Source records:
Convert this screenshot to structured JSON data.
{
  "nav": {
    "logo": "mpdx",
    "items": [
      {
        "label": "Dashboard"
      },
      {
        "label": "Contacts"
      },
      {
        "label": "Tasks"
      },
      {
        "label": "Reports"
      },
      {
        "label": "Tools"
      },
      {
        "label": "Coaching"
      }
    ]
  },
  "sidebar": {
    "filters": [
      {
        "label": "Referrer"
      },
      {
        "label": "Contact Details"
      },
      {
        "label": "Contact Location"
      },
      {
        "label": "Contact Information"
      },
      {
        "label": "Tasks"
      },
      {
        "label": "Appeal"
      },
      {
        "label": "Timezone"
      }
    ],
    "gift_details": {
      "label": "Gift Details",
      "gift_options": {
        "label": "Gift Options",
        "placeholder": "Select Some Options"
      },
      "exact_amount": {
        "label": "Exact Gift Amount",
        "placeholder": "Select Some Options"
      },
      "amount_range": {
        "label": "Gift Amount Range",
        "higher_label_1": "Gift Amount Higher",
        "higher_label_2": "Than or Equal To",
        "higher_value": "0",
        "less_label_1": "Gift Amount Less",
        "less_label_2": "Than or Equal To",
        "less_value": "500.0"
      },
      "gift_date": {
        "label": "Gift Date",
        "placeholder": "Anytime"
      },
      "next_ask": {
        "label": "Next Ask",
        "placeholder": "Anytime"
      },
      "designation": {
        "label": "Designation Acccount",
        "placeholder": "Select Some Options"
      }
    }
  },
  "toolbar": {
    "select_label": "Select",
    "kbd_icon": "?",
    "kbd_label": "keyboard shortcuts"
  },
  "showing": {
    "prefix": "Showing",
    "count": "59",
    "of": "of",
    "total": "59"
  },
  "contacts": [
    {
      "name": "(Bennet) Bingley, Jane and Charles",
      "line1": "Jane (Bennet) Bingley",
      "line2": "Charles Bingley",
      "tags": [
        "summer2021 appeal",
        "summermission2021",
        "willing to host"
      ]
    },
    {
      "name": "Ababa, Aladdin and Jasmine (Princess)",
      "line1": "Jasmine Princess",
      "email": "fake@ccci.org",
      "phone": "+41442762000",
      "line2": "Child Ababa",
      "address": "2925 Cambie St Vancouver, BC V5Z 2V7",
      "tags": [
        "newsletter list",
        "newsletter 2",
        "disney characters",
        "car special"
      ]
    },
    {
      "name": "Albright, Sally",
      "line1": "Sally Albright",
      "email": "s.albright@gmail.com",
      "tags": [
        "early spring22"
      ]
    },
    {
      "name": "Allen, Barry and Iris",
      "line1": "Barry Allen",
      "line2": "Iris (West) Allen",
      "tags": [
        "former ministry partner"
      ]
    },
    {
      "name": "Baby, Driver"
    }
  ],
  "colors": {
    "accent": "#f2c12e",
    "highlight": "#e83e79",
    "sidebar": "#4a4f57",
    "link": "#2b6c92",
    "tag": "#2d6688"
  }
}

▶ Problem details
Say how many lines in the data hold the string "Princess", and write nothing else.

▶ Output of the exercise
2